I have often, over my 47 years as a Sister of Providence shared meals and conversations with Sisters reminiscing about the lives of the early Sisters in the Congregation. Mine has been the privilege of praying, working with and enjoying the company of a number of Pioneer Sisters. I have been part of the closure especially of Providence Hospital and witnessed the new building of Providence Place in Moose Jaw, Saskatchewan. I have been touched and awed at the way we were able to change and adapt to letting go of a very precious ministry after 85 Years to welcome the beginnings of a new and better way to serve the sick and elderly which has lasted for 23 years and moves into the future under the capable hands of lay people who have been schooled in our Mission and Charism.
I look out on each of you, Sisters and the stories you hold close to your hearts still being faithful and true to our Motto, “ Cor Caritati Sacrum”, a Heart Dedicated to Charity. I think of the special Men and Women, Companions on our Journey, our Providence Associates and Partners in Mission who have grown and flourished and who now can look back to Founding members whose efforts and courage have brought them to this day and those who now work to plan for a future of continuing to walk with us in the Mission of St. Vincent.
How often do we individually take time to look back at the Legacy that we have left as we have moved from place to place in our respective Calls. How many peoples’ lives have been touched as well as our own by the Gentle Guiding Hand of Providence making a difference. Today take a special moment to experience knowing we had a part in the Legacy of making Providence so visible in our World.
As we approach our Chapter 2019 , I invite each of us to ponder the Legacy that we have entrusted to our present Leadership to carry the Congregation into the future, as we TRUST in Providence and Continue to walk Together in Hope, strengthened by the Bond rooted in the Love of Christ we have with each other.
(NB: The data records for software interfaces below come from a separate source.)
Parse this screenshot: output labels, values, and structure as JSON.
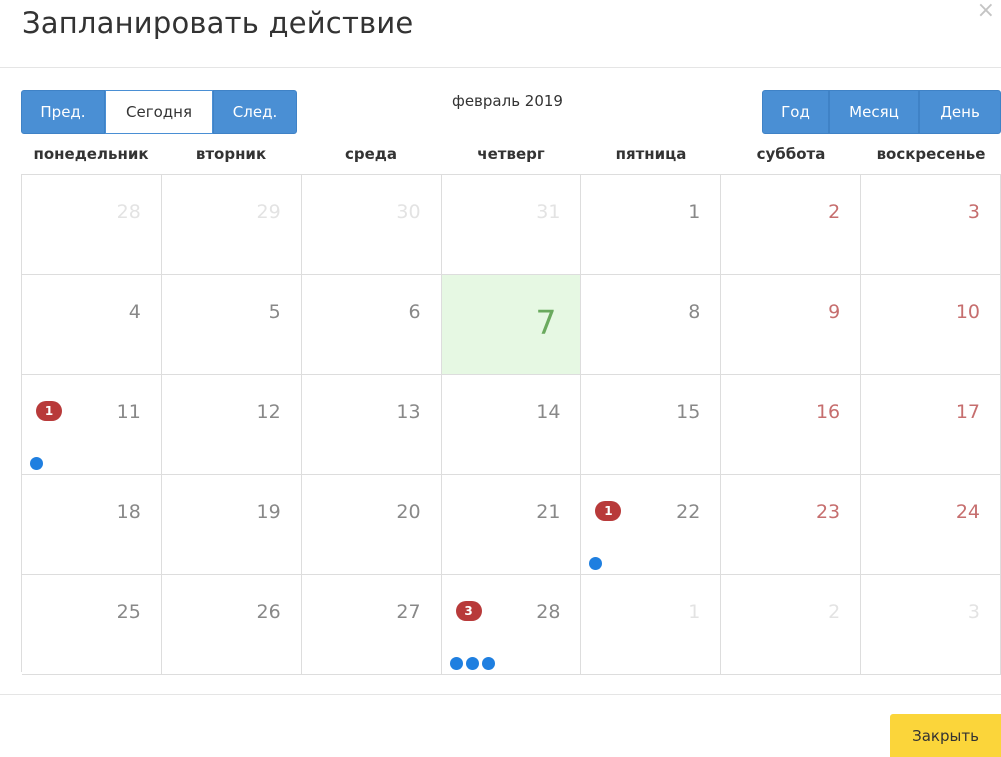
{
  "modal": {
    "title": "Запланировать действие",
    "close_icon": "×",
    "close_button": "Закрыть"
  },
  "toolbar": {
    "prev": "Пред.",
    "today": "Сегодня",
    "next": "След.",
    "month_label": "февраль 2019",
    "view_year": "Год",
    "view_month": "Месяц",
    "view_day": "День"
  },
  "weekdays": [
    "понедельник",
    "вторник",
    "среда",
    "четверг",
    "пятница",
    "суббота",
    "воскресенье"
  ],
  "colors": {
    "primary": "#4a8fd4",
    "today_bg": "#e6f8e3",
    "today_text": "#6aaa5e",
    "weekend_text": "#c66e6e",
    "badge": "#b83a3a",
    "event_dot": "#1f7fe0",
    "close_button": "#fbd53a"
  },
  "weeks": [
    [
      {
        "day": "28",
        "other": true
      },
      {
        "day": "29",
        "other": true
      },
      {
        "day": "30",
        "other": true
      },
      {
        "day": "31",
        "other": true
      },
      {
        "day": "1"
      },
      {
        "day": "2",
        "weekend": true
      },
      {
        "day": "3",
        "weekend": true
      }
    ],
    [
      {
        "day": "4"
      },
      {
        "day": "5"
      },
      {
        "day": "6"
      },
      {
        "day": "7",
        "today": true
      },
      {
        "day": "8"
      },
      {
        "day": "9",
        "weekend": true
      },
      {
        "day": "10",
        "weekend": true
      }
    ],
    [
      {
        "day": "11",
        "badge": "1",
        "dots": 1
      },
      {
        "day": "12"
      },
      {
        "day": "13"
      },
      {
        "day": "14"
      },
      {
        "day": "15"
      },
      {
        "day": "16",
        "weekend": true
      },
      {
        "day": "17",
        "weekend": true
      }
    ],
    [
      {
        "day": "18"
      },
      {
        "day": "19"
      },
      {
        "day": "20"
      },
      {
        "day": "21"
      },
      {
        "day": "22",
        "badge": "1",
        "dots": 1
      },
      {
        "day": "23",
        "weekend": true
      },
      {
        "day": "24",
        "weekend": true
      }
    ],
    [
      {
        "day": "25"
      },
      {
        "day": "26"
      },
      {
        "day": "27"
      },
      {
        "day": "28",
        "badge": "3",
        "dots": 3
      },
      {
        "day": "1",
        "other": true
      },
      {
        "day": "2",
        "other": true
      },
      {
        "day": "3",
        "other": true
      }
    ]
  ]
}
In the Museum we can read the lists of Schools, Hospitals, Homes For the Aged, Orphanages, Prison visits, Convents and the Ministry of Missionary established over these 157 years with a quiet satisfaction.
At this point in time, our Legacy is one to be proud of, knowing that the Mission will continue through others in our name. We may be diminishing in number, but we will see the fruition of Providence Village housing a new Providence Manor, a Hospice and other possibilities to reach out to the wider population and the work of education provided by the St. Paul’s University Providence School of Transformative Leadership and Spirituality. We have the Legacy also of the Healing Violence Bursary, the Seed Sanctuary, the work of our JPIC office and PeaceQuest which will serve in many capacities for a long time.
One very special Legacy has been the past 6 years we have shared with the CND and RHSJ communities which have blossomed into a very close relationship of oneness as we each live out our individual Mission and Charism together. Catherine calls us even today to have one aim in life, the good pleasure of God and the maintenance of the Spirit of the Institute in the name of the needy.
I think the words of St. Paul speaking of having produced a harvest of Righteousness are like a Light Shining in the Darkness to those who come to us. No matter what their walk in life may be, the best we can give is a Love-filled Presence having been true to the Spirit of St. Vincent and the Legacy we have received and passed on to future generations. Bishop Alexander Carter echoes them by reminding us when we respond we can see Christ in all His people as we continue to steer the Barque of Providence in the unchartered waters trusting that our God will Provide.